Friday, 3 February 2012

Return to the mothership

Ali has discovered the plot of every story ever told.

Beam me up, mama. 
Here it is: baby misses mama, baby goes searching for mama, baby finds mama, baby is filled with joy and screaming adulation.

A twist on the plot is that sometimes baby is looking for papa. Sometimes even - gasp - mama and her papa.

Ali likes to loudly recount this plot structure during movies. TV shows. Book reading time. Etc.

Lately her parental search algorithm has bleached into the physical world. Toys must be nested with their parents.

Which is why we spent last weekend at the zoo: a baby giraffe had to be reunited with her mama.

There is a London restaurant called Giraffe that tolerates kids more than most London restaurants. And they give away little plastic giraffes with the smoothies.
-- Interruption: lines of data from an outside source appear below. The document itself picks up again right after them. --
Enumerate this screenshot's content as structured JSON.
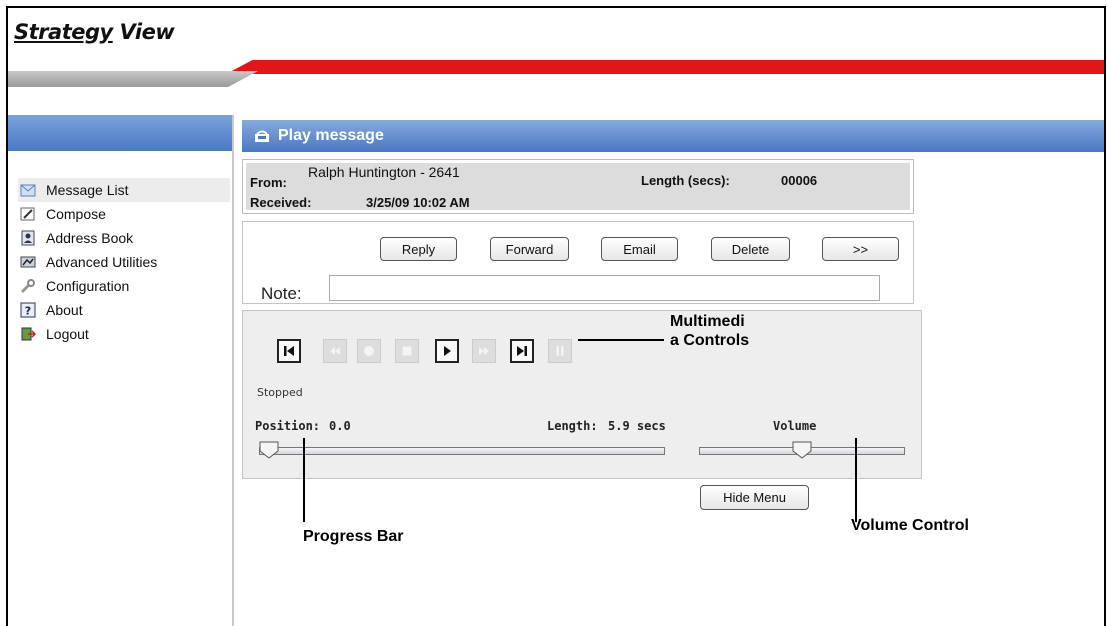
{
  "app": {
    "logo_part1": "Strategy",
    "logo_part2": " View"
  },
  "sidebar": {
    "items": [
      {
        "label": "Message List",
        "icon": "message-list-icon"
      },
      {
        "label": "Compose",
        "icon": "compose-icon"
      },
      {
        "label": "Address Book",
        "icon": "address-book-icon"
      },
      {
        "label": "Advanced Utilities",
        "icon": "advanced-utilities-icon"
      },
      {
        "label": "Configuration",
        "icon": "wrench-icon"
      },
      {
        "label": "About",
        "icon": "question-icon"
      },
      {
        "label": "Logout",
        "icon": "logout-icon"
      }
    ]
  },
  "header": {
    "title": "Play message"
  },
  "message": {
    "from_label": "From:",
    "from_value": "Ralph Huntington - 2641",
    "received_label": "Received:",
    "received_value": "3/25/09 10:02 AM",
    "length_label": "Length (secs):",
    "length_value": "00006"
  },
  "actions": {
    "reply": "Reply",
    "forward": "Forward",
    "email": "Email",
    "delete": "Delete",
    "more": ">>",
    "note_label": "Note:",
    "note_value": ""
  },
  "player": {
    "status": "Stopped",
    "position_label": "Position:",
    "position_value": "0.0",
    "length_label": "Length:",
    "length_value": "5.9 secs",
    "volume_label": "Volume",
    "position_fraction": 0.0,
    "volume_fraction": 0.5,
    "hide_menu": "Hide Menu"
  },
  "callouts": {
    "multimedia_line1": "Multimedi",
    "multimedia_line2": "a Controls",
    "progress_bar": "Progress Bar",
    "volume_control": "Volume Control"
  },
  "colors": {
    "accent_blue": "#4b77c2",
    "brand_red": "#e3151b"
  }
}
One problem with little plastic giraffes is that they are pretty cool and thus worth fighting over with your sister. This means that little plastic giraffes are usually missing at least one leg and look a bit twitchy.

Another problem with little plastic giraffes is that they miss their mamas so very much.

And so our twitchy, three-legged plastic giraffe had to be returned to her mother unit. As an added bonus her papa was there too.

You there Mom?
The giraffe parents looked uncertain when confronted with their blue plastic offspring, even though she was offered up to them with much joy and screaming adulation.

At moments like these I am reminded that my kids see me very differently than I see myself. They seem to think I am a super-human who holds up the dome of the world.

I remember having this concept of my parents too. I know it will be replaced  with criticism, then understanding.

Which is a relief: dome-holder is an awfully hard title to live up to. And it can lead to backache.


  1. And I thought they were all about getting the little ones to bed! However, "family play" was always a strong play theme. I finally realized why one of any given species of stuffed animals was not enough.

  2. It's true - stuffed animals reproduce like, well, stuffed rabbits.